SUPPLIED ENTRIES –
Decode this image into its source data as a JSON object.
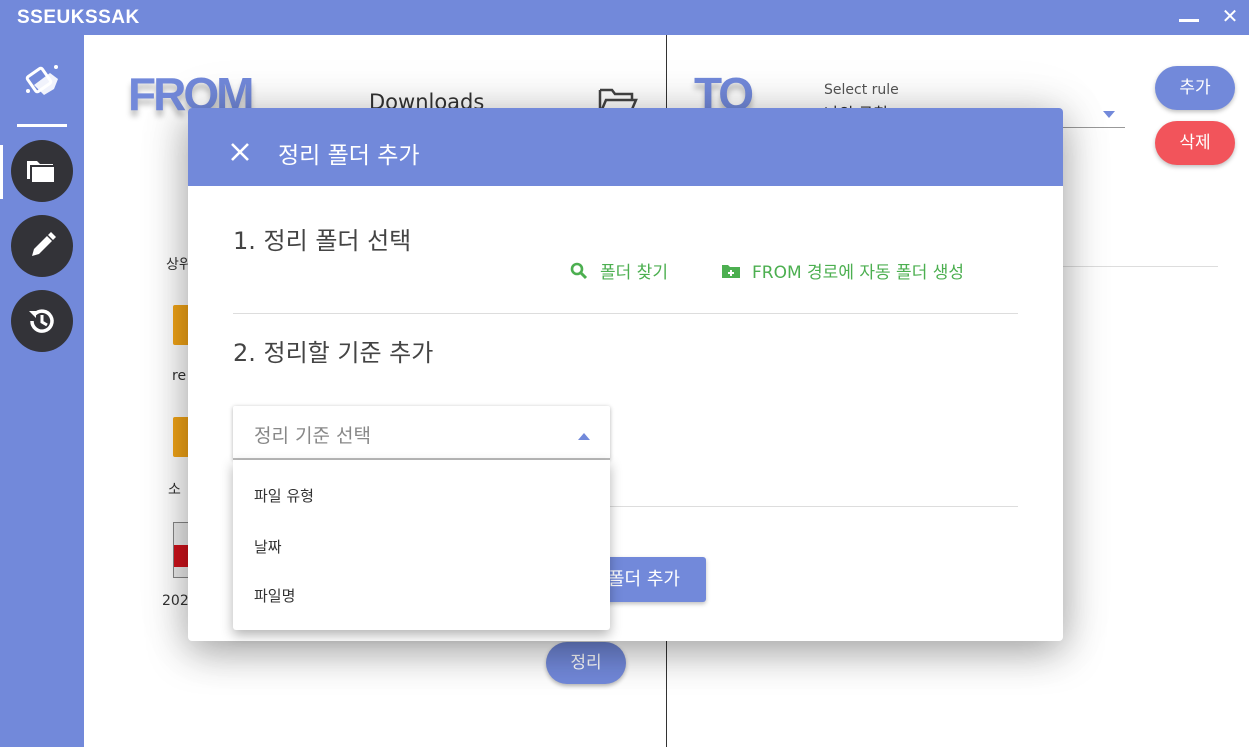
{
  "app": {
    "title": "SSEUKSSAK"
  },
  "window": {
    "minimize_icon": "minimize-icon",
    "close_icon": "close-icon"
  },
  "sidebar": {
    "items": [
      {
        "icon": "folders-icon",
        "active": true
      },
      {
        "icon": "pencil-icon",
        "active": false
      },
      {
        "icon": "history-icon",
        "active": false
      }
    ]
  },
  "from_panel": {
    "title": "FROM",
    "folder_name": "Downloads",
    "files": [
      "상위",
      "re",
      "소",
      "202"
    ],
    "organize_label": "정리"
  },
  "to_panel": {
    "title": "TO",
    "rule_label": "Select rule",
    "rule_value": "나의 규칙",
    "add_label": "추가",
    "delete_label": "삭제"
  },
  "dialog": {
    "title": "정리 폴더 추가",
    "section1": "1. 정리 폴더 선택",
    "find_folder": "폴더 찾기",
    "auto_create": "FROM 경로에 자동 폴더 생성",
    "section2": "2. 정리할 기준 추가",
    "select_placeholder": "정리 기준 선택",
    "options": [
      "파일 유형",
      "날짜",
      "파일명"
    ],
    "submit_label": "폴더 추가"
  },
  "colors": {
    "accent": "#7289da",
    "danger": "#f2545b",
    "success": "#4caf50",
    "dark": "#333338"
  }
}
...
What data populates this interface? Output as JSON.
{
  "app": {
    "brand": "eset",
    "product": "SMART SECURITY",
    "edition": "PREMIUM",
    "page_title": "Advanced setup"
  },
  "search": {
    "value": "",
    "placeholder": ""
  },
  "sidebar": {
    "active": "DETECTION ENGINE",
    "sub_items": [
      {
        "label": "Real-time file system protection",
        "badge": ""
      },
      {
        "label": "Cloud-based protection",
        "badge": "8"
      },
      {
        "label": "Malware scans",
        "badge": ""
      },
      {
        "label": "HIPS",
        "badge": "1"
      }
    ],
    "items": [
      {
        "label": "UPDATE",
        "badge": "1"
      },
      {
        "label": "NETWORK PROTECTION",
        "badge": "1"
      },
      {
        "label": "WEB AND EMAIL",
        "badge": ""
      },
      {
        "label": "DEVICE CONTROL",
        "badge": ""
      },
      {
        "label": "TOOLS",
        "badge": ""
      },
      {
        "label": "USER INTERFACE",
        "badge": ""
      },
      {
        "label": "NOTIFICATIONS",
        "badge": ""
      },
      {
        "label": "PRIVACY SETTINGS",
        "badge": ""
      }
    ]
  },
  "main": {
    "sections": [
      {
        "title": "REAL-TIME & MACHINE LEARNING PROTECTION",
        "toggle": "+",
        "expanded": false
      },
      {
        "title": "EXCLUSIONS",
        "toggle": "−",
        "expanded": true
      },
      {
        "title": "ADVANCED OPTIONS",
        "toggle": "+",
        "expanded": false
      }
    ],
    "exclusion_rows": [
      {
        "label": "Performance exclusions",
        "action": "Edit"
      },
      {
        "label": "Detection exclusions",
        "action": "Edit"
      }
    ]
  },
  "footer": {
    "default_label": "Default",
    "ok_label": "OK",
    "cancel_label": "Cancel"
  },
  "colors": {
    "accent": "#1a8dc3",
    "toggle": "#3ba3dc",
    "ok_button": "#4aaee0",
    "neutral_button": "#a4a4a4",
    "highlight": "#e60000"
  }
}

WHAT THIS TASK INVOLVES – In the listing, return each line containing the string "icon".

OUTPUT OF THE EXERCISE –
    "minimize_icon": "minimize-icon",
    "close_icon": "close-icon"
        "icon": "folders-icon",
        "icon": "pencil-icon",
        "icon": "history-icon",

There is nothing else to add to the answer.